Ken Miller, a visitor from San Francisco, said, “I’m a converted Catholic myself, went through confirmation in the 90’s. It’s always a neat experience. I attend the vigil every year. This is my first vigil at San Quentin.”
Later, in the service inmate Eric Rives was baptized, fully submerged under water by Deacon Matt.
Rives said, “I feel the love of Christ.” In explain- ing why he became Catholic and decided to get baptized, said Rives by saying “Simply love, love of God, love of Christ, love of the Holy Spirit, love of the church. I feel loved; deep tender, compassionate love. This love impels me to love others with the depth of God’s love and Christ’s love; to walk in service of others just as Jesus did. I am free.”
A Nevada man who pleaded for his execution killed himself when his wish was denied.
Scott Raymond Dozier, 48, was found hanged in his cell on Jan. 5 at Nevada’s maximum security prison in Ely, prison officials told the New York Times.
“I’ve been very clear about my desire to be executed… even if suffering is inevitable,” Dozier said in a handwritten note to a state court judge. The judge postponed Dozier’s execution in 2017 over concerns that the “untried” combination of drugs could “leave him suffocating, conscious and able to move,” according to The Associated Press.
Dozier was convicted in 2002 for killing a man in Las Vegas. At first, he appealed his death sentence. But after two years, he changed his approach and instead pushed for his execution date.
Dozier had insisted the state set a date, even if it meant a painful death from a cocktail of lethal-injection drugs.
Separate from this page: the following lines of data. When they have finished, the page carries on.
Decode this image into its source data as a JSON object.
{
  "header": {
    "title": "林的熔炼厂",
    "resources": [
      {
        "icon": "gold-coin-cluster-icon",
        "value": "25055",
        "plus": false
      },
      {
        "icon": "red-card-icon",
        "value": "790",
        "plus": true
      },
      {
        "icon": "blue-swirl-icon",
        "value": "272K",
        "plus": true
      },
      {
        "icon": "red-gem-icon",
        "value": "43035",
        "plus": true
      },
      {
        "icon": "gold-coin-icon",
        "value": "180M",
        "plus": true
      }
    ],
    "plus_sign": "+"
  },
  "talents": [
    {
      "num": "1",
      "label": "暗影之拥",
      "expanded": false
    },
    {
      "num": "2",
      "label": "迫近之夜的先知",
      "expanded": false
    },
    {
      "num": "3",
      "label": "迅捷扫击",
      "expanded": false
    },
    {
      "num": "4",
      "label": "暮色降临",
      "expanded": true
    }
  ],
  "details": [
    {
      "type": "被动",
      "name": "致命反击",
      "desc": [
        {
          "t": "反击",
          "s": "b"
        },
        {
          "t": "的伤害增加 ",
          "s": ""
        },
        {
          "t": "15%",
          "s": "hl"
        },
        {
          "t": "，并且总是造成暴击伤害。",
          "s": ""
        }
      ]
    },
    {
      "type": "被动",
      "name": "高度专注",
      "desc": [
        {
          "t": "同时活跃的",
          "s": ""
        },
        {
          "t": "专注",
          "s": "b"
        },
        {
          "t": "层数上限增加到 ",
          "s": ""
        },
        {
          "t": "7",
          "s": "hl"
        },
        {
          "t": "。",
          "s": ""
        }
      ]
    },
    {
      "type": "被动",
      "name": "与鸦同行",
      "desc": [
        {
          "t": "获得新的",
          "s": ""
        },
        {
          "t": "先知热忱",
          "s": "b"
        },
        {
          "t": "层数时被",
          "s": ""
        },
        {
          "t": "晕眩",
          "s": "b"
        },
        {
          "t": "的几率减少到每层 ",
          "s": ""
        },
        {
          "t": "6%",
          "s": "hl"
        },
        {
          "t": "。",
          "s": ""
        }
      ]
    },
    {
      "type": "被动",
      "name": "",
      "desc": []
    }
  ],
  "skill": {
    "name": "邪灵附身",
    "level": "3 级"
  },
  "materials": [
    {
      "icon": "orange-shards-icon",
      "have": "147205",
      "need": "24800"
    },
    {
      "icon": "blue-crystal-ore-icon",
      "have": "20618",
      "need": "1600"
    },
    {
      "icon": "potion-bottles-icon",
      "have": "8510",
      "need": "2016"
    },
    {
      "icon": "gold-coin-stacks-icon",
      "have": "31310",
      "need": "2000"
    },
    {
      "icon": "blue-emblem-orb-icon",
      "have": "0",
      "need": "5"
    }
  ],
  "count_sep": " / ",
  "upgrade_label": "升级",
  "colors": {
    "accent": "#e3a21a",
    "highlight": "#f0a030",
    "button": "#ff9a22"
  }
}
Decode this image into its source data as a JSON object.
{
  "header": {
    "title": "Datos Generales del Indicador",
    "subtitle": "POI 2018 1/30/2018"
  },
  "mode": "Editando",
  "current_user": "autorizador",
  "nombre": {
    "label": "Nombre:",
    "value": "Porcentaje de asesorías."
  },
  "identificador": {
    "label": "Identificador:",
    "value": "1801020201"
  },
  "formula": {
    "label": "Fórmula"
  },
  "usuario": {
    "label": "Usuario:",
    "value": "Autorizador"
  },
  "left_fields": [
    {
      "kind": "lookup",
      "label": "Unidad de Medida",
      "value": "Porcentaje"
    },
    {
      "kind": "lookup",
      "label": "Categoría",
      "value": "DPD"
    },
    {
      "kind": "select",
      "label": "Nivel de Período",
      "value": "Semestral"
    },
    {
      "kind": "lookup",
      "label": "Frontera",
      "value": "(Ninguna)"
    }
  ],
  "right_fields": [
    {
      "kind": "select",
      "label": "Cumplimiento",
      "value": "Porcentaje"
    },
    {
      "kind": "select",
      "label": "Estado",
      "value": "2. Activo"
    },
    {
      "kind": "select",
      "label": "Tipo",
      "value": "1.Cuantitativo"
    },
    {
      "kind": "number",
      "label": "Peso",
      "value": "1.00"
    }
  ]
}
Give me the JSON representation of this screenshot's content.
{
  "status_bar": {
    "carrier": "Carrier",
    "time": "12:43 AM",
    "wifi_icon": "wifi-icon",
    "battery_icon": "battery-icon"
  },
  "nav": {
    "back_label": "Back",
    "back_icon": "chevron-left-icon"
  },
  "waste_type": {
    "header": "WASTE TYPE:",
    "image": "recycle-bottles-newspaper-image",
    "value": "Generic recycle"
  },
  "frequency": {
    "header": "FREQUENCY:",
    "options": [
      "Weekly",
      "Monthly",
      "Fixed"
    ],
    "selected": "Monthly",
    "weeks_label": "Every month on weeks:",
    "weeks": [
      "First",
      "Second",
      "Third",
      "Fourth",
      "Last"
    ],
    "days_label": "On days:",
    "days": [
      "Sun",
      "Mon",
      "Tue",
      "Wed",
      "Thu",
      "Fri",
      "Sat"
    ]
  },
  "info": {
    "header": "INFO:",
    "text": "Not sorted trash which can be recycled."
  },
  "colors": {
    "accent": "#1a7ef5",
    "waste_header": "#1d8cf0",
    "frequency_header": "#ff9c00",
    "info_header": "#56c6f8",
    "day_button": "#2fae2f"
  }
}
The cocktail contained a mix of drugs including fentanyl, which led manufactures to intervene, saying that they would suffer “grave reputational harm if its products were used in the execution against its wishes,” according to the Times.
The complexity of Dozier’s case has placed Nevada at the top of the national death penalty debate, shedding light on the practices of some states attempting to use drugs that pharmaceutical companies do not want used for executions, the AP reported.
Dozier had abandoned his appeals for the death sentence he received in 2007 for the separate murders of two drug associates in 2002 in Phoenix and Las Vegas, the AP reported.
“Just get it done, just do it effectively and stop fighting about it,” Dozier told the AP in a telephone interview last August.
Filmmaker Edgar Barens, who was working on producing a documentary on families affected by the death penalty, told the Times that “the prospect of eking out his existence on Death Row for the rest of his life was unfathomable to him.”
Dozier’s mental health had deteriorated after several delays and after being frequently kept in isolation or on suicide watch, attorney Tom Ericsson told the Times. “He was just so beat down by the prison system and ready to call it a day,” Ericsson said.
Attorneys argued that Dozier’s deterioration was attributed to unconstitutional treatment of their client, the AP reported.